So today is the day when Barack Obama becomes the 44th President of the United States. He also enters the White House with the distinction of being the fittest President the States has ever known. The accolades could continue; healthiest leader among the G8 (group of nations); I could go on.
Obama discovered the ‘exercise effect’ at the age of 22, when he decided to stop dabbling with drugs and alcohol. His focused turned to running and it has remained an embedded part of his life for the past 25 years.
“The main reason I do it is to clear my head and relieve me of stress,” Obama told Men’s Health. “My blood pressure is pretty low and I tend to be a healthy eater. Most of my workouts have to come before my day starts. There’s always a trade-off between sleep and working out. Usually I get in about 45 minutes, six days a week. I’ll lift [weights] one day, do cardio the next. I wish I was getting a 90-minute workout.”
Obama’s commitment to exercise is causing quite a debate. It polarises opinion. Some ask: ‘It’s amazing how the President of the United States makes time to exercise six days per week? Others: Shouldn’t the President be focusing fully on the job? Obama’s response is: “It gives you more mental endurance and more energy to think clearly,” he said. “For a president, that’s not a bad thing.”
It will be interesting to see how Obama continues this exercise regime when he moves into the White House.
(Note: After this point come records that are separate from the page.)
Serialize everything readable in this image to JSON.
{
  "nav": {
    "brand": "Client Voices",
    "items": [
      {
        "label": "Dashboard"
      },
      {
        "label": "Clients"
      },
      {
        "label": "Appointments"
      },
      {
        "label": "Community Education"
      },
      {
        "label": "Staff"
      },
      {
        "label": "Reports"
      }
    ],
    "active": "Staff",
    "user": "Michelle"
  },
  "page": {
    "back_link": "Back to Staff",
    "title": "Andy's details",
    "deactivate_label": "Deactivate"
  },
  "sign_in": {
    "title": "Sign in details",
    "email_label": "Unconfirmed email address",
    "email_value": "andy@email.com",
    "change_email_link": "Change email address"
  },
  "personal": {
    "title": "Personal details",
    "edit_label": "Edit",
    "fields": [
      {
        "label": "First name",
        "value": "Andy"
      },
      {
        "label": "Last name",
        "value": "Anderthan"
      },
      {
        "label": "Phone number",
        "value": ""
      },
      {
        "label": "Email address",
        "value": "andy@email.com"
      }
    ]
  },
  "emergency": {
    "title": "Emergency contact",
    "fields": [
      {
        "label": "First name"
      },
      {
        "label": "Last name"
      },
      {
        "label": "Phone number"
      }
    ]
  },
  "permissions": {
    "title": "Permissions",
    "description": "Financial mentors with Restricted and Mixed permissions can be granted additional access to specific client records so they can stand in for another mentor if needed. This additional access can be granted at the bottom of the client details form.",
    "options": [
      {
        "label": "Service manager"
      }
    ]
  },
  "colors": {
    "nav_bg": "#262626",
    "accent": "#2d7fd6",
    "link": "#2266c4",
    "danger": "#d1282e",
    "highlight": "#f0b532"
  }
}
However, it is clear that this 47-year old, six-pack President is already re-defining what ‘middle age’ means for men who balance the needs of home, health and a career.
Obama’s fitness achievements may act to inspire more middle-age individuals in England to become more active. The last Active People survey showed that just over 21% of 45-54 year olds exercised at least three-times weekly for at least 30 minutes. That figure includes both men and women. It has risen since the previous Active People survey, but only just. So, the majority are still finding reasons not to take up sport and exercise and the reason cited normally involves a lack of time.
So here’s a question: If the President of the United States can make time for exercise, shouldn’t we?